Problem statement:
Search the records for the string "JAPAN". Copy each line where it occurs.

[[ Records provided, beginning ]]

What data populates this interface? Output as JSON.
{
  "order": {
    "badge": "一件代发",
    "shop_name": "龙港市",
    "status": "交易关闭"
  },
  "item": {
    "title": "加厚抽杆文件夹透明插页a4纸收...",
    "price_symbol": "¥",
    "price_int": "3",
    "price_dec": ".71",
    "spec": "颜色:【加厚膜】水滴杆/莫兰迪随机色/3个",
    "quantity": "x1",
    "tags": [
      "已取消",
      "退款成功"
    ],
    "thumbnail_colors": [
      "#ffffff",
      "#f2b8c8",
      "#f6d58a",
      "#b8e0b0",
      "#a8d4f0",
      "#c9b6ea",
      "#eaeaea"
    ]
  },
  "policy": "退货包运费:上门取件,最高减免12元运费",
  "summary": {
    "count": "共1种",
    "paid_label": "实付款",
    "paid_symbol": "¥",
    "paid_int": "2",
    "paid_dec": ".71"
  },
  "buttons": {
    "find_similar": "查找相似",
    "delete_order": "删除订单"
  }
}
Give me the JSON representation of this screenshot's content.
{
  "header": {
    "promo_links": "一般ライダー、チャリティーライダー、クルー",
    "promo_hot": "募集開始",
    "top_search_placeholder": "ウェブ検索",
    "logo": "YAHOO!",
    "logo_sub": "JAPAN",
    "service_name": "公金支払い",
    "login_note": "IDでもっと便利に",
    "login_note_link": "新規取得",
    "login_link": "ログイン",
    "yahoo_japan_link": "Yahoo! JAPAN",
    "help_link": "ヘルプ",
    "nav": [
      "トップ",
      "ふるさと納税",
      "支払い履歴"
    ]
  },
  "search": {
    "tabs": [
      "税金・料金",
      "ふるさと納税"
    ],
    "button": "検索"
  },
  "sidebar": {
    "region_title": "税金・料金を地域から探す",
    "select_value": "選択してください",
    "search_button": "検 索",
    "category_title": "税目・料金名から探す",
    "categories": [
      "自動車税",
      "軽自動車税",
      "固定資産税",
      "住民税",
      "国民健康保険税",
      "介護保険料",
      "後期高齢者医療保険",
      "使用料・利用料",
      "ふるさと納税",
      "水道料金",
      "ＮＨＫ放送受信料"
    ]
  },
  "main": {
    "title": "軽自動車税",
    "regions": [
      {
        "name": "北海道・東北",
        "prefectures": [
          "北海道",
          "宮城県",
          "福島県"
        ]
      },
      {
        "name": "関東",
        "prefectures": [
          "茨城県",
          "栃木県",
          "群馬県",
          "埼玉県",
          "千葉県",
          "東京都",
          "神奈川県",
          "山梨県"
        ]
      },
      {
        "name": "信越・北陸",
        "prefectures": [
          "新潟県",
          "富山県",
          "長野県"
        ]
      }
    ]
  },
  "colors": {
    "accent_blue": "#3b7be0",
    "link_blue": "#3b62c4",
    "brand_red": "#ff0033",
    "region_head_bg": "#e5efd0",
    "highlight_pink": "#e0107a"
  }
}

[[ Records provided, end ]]

Answer to the exercise:
    "logo_sub": "JAPAN",
    "yahoo_japan_link": "Yahoo! JAPAN",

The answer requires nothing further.